This year, US $4.2 million worth of Black Friday shopping parcels will make their way across the world in order to reach their designated doorstep. Amazon Prime and Alibaba’s Aliexpress can try to quicken that long-drawn process, but there’s no skipping the many steps each parcel has to go through to get from the warehouse to the customer.
A trader has multiple documents to get in order before they can ship goods out – cargo insurance, government permits and container bookings are just some of them. Singapore has created the Networked Trade Platform (NTP), which brings together government agencies and more than 30 service providers, to address some of the challenges facing traders and regulators.
At the recent GovInsider Live, Serene Ho, Director of the NTP Office at Singapore Customs, shared how the NTP has shortened the trade process, standardised trade finance applications for traders and given banks more visibility into trade permit data.
Streamlining paperwork processes
As global ecommerce becomes more available, the trade industry is seeing a shift in customer expectations. “They want it now, they want it easy,” said Ho. Besides wanting efficiency, customers are expecting more information – they want to track their parcels so they can know when to expect its arrival, right down to the hour of the day.
A parcel crossing international trade borders typically has to go through 25 parties, including the factory, the warehouse and the shipping line. The entire process generates up to 40 documents, and a lot of the information has to be keyed in repeatedly. “There’s lots of data, lots of digital silos,” said Ho. Having to coordinate with multiple partners also “limits scalability” for traders.
The Singapore government is simplifying this by moving the entire trade process onto a digital platform that “integrates the whole chain of services”. NTP combines services across the public and private sectors to make information – such as government permits, packing lists and invoices – easily available to all stakeholders. This not only saves time, it cuts paper costs, which take up a fifth of shipping costs, said Ho.
Another challenge traders faced was that each bank had different document requirements. “We’ve heard from customers that there are too many portals out there,” said Ho. NTP worked with nine key trade finance banks and standardised the application processes so traders can easily submit all the information via one “multi-bank trade finance” portal on the NTP. Traders can also reuse the information across different banks, making the application process a lot more convenient.
Making trade finance compliance more efficient
Banks themselves have faced a huge challenge: they often didn’t have the latest prices of certain types of goods like clothes and shoes. And so they could not quickly and accurately validate invoices to ship these items. “Is there a real trade going on? What is the price for a shipment of non-commodity goods?” Ho said, for example.
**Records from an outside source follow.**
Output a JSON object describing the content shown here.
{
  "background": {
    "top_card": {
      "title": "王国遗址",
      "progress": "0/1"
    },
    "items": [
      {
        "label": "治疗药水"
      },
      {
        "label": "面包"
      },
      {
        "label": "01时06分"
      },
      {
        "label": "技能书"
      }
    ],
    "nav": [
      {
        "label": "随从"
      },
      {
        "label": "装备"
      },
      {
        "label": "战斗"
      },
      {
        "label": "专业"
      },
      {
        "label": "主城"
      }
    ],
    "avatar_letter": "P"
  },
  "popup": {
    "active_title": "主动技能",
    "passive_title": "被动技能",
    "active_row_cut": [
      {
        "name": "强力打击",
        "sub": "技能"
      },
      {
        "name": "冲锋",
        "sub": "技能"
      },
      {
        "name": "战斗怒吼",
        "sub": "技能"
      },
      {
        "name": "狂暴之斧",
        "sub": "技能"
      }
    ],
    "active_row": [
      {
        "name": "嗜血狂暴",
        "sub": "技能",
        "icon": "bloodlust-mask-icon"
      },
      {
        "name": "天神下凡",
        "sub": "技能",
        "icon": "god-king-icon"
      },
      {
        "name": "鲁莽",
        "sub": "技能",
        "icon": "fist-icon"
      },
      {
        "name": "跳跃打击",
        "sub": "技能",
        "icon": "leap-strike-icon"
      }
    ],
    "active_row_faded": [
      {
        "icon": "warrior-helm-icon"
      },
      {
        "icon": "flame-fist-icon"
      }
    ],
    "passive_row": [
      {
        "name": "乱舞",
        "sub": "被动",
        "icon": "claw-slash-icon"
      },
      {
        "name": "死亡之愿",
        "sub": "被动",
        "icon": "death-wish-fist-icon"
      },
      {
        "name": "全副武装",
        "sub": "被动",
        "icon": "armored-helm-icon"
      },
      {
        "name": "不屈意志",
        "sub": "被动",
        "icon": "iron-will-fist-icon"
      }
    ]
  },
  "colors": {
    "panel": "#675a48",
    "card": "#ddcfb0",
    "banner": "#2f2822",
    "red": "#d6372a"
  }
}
To help the banks, Singapore Customs worked with the Monetary Authority of Singapore to make available data from customs permits with the banks. This will help banks validate the underlying trade and verify prices of non-commodity goods, Customs said. It will also help them better manage fraud and mitigate risks associated with trade-based money laundering. “Traders can give consent on the NTP for their data to be shared directly with the financial institutions of their choice,” said Ho.
The NTP is currently looking to partner with customs of other countries, including China and Australia, to make information exchange for imports and exports more seamless.
The NTP is a great example of how the public and private sectors can work together to increase efficiency and streamline processes. “Where there’s a gap, that’s where the government should work with industries to deliver,” said Ho.